Your instructions. Sift the listing for lines that hold the string "this" and pull them out.

Material shown.
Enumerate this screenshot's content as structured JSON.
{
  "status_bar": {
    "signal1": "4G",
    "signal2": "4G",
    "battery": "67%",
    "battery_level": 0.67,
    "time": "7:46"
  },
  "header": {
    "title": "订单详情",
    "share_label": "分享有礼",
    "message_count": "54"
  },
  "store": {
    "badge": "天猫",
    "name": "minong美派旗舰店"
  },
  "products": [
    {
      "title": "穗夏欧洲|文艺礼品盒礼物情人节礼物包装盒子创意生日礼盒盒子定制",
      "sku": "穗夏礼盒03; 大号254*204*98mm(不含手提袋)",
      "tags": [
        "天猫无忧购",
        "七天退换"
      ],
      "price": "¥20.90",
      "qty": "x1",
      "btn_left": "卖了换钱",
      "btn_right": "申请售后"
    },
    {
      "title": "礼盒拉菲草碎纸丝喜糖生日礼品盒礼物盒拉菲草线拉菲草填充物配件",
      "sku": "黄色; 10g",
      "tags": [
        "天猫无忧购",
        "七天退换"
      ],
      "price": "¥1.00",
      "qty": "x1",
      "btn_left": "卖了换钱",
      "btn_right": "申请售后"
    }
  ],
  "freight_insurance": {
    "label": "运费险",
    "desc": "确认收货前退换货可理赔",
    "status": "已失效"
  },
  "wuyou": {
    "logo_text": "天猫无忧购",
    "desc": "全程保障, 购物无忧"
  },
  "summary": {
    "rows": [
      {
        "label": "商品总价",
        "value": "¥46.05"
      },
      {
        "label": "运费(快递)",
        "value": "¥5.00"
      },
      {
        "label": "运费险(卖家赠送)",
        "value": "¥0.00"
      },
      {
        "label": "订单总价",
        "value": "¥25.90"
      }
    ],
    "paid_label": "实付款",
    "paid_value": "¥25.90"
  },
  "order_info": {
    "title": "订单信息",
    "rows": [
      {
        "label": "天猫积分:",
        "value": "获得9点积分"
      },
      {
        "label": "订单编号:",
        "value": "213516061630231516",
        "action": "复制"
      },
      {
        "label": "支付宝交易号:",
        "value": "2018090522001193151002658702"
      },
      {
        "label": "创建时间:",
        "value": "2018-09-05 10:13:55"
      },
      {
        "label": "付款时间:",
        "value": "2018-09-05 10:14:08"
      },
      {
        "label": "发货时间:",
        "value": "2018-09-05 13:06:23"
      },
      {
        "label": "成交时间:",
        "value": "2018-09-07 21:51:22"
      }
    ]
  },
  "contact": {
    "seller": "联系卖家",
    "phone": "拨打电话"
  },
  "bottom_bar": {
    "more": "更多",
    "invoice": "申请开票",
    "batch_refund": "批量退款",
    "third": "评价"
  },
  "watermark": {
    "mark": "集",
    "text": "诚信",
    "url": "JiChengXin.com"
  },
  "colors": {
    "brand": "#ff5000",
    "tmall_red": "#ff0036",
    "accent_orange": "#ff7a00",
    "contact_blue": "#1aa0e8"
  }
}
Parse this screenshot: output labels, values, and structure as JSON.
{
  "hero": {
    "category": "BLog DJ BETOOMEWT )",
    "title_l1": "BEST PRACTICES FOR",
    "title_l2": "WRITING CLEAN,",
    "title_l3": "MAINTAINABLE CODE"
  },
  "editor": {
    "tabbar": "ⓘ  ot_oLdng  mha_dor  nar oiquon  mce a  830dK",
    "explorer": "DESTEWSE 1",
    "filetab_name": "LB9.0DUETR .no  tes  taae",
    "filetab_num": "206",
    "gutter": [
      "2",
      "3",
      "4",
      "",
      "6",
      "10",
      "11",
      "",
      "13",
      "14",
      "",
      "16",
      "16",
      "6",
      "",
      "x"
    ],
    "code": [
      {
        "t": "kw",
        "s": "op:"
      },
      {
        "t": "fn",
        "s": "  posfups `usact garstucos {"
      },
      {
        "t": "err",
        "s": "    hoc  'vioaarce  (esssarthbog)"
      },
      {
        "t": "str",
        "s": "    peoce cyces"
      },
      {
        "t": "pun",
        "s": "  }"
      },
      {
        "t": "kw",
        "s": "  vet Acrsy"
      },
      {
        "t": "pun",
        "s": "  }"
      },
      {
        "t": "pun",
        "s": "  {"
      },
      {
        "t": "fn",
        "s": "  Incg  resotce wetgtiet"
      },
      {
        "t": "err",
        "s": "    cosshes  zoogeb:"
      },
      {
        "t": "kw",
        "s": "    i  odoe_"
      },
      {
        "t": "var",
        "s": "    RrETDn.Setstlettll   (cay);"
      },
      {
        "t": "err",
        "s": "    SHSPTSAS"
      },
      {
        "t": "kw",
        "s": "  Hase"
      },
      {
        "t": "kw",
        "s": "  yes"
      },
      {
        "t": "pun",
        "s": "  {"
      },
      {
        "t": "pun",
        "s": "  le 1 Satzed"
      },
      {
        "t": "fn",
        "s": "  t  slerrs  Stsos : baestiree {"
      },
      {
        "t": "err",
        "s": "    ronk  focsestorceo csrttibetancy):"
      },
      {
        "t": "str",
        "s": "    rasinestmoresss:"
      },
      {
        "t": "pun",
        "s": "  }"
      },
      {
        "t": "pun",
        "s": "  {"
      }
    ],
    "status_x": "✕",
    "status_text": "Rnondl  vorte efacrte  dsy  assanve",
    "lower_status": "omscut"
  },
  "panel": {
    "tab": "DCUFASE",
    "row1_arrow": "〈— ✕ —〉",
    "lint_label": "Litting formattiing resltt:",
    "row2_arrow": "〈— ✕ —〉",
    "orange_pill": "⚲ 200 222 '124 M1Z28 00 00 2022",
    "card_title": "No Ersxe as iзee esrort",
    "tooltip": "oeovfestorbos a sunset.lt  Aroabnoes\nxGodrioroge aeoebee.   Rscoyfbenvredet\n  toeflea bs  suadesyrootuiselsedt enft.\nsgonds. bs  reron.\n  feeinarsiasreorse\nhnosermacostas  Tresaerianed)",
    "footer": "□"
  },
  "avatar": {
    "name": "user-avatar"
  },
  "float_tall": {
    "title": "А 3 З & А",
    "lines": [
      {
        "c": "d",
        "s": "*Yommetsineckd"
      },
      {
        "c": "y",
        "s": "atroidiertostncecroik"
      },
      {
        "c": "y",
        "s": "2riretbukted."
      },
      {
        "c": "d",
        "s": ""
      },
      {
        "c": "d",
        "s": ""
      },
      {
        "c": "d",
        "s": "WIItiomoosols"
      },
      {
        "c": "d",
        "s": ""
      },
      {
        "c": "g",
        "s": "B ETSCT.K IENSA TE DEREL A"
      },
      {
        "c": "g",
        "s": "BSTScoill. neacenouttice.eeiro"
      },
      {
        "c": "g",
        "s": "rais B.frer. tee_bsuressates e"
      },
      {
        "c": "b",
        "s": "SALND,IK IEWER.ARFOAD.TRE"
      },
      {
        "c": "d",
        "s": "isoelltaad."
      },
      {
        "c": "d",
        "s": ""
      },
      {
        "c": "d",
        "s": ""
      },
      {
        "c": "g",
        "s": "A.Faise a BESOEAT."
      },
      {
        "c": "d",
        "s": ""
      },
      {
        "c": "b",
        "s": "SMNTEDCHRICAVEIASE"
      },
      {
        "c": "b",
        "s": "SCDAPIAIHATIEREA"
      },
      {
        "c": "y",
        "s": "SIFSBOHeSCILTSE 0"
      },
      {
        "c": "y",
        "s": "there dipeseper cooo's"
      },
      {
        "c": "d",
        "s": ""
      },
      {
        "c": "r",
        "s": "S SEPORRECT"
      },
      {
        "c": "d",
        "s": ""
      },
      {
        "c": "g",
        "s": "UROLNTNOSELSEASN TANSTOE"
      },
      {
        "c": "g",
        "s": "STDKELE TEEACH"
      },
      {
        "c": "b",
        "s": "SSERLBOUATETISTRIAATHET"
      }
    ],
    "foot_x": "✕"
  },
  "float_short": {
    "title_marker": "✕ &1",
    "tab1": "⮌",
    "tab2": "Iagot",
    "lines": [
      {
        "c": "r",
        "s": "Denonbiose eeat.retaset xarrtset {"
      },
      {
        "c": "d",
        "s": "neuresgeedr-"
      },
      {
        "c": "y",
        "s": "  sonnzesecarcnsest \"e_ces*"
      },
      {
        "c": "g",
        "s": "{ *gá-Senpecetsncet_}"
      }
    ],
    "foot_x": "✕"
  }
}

Answer.
Enumerate this screenshot's content as structured JSON.
Parse this screenshot: output labels, values, and structure as JSON.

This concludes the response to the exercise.